**Work task:** Examine each line of the listing below. Copy those in which the string "title" appears.

**The data:**
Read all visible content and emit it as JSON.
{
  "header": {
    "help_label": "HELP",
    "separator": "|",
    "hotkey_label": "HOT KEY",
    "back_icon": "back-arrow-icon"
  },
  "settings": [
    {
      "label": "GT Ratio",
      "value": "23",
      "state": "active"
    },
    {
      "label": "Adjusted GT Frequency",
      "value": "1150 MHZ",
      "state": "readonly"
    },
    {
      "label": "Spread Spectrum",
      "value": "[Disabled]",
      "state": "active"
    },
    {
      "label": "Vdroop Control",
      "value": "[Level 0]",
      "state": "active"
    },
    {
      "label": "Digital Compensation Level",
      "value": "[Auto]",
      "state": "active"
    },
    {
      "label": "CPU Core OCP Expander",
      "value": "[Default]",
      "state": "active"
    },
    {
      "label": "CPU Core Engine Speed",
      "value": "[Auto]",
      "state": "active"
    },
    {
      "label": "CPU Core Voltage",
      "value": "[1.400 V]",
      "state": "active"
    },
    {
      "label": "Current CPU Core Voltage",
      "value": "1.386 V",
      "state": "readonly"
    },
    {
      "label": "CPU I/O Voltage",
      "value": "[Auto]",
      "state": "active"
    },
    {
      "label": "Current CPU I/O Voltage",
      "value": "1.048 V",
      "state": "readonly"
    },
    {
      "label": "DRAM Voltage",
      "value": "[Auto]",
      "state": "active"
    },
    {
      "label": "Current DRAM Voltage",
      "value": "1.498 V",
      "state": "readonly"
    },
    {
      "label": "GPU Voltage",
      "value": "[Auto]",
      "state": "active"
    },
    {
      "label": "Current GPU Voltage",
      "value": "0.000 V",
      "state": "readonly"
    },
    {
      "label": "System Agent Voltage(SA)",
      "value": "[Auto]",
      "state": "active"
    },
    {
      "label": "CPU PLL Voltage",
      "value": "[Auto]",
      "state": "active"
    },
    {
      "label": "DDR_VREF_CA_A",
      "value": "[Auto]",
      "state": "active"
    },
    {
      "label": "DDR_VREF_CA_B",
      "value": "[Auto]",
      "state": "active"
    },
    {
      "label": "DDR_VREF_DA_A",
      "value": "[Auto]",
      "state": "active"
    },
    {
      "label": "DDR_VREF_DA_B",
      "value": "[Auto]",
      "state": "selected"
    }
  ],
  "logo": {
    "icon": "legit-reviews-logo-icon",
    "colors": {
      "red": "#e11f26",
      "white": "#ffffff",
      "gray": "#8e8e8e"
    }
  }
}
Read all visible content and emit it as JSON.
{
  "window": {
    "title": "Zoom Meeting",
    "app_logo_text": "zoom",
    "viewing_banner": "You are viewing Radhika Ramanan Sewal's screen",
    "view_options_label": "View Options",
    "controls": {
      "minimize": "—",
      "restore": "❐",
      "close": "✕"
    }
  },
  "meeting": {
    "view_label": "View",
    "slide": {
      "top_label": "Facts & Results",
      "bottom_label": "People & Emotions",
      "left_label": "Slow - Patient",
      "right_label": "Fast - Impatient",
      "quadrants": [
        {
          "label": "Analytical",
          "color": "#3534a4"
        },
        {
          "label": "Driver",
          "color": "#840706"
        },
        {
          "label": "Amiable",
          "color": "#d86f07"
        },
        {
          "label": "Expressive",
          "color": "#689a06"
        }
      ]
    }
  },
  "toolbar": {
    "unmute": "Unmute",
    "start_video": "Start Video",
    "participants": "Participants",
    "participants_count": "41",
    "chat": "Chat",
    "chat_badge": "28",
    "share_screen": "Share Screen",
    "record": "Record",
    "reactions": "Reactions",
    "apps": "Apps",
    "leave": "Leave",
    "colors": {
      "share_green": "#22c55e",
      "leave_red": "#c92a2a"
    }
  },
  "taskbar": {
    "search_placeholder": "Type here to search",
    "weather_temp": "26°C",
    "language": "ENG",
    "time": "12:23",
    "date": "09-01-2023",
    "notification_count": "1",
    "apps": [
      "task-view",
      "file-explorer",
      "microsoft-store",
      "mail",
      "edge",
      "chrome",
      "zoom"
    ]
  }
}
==
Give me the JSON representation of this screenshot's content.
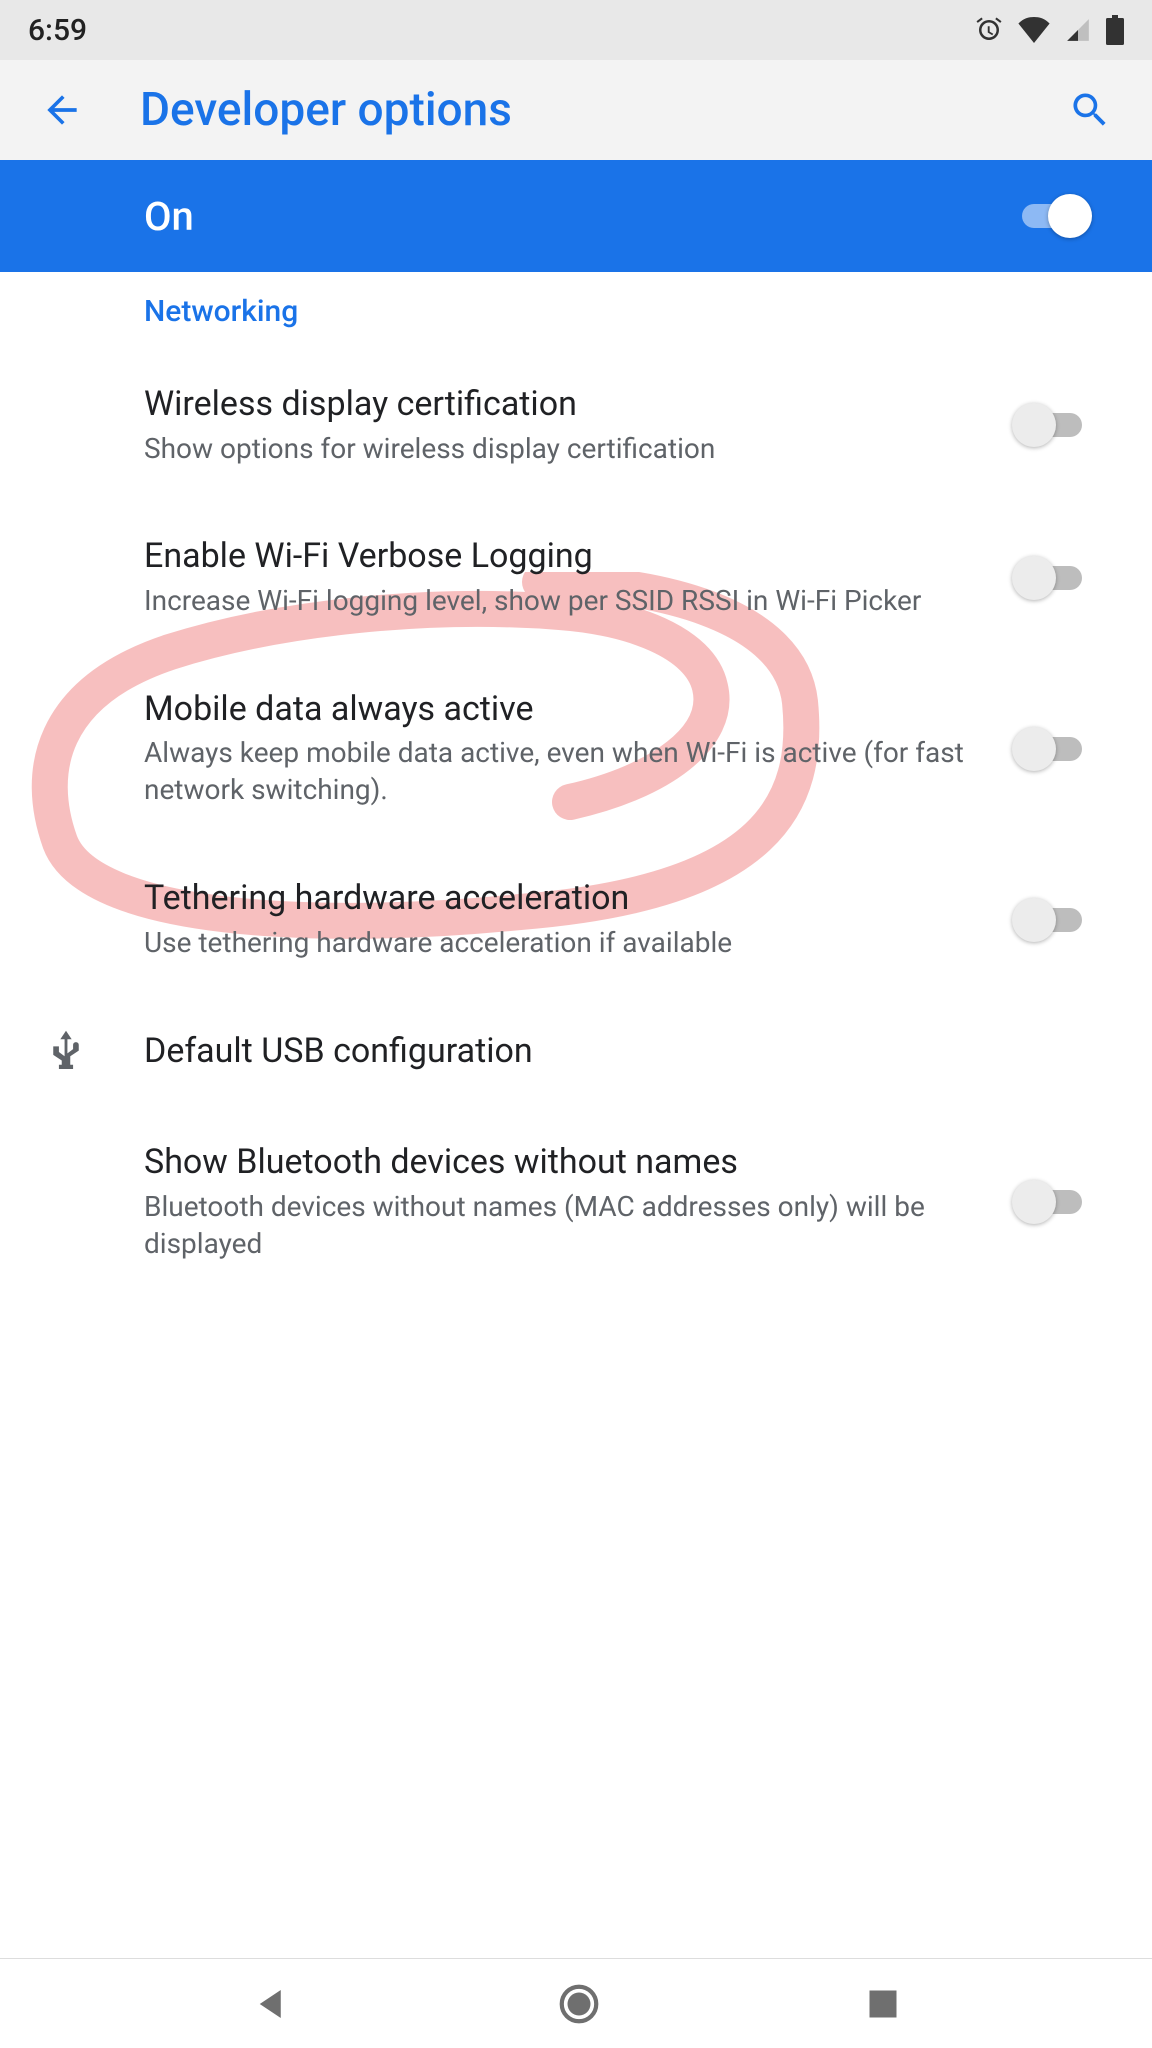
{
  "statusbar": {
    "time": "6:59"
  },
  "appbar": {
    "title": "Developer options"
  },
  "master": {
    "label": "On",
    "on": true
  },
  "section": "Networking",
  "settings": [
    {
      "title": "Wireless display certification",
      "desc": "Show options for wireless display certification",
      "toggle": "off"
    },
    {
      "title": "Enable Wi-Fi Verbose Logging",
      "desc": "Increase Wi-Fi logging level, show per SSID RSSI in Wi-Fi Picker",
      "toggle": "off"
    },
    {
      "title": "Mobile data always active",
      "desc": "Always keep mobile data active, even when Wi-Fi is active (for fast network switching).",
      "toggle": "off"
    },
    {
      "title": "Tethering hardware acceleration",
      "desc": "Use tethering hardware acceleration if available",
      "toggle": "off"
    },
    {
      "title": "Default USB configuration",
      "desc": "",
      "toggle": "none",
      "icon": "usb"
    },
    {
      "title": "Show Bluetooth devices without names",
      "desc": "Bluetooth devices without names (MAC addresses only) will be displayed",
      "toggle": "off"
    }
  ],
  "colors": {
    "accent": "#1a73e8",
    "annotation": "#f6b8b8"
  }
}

**Result below:**
    "title": "Zoom Meeting",
    "title": "Developer options"
      "title": "Wireless display certification",
      "title": "Enable Wi-Fi Verbose Logging",
      "title": "Mobile data always active",
      "title": "Tethering hardware acceleration",
      "title": "Default USB configuration",
      "title": "Show Bluetooth devices without names",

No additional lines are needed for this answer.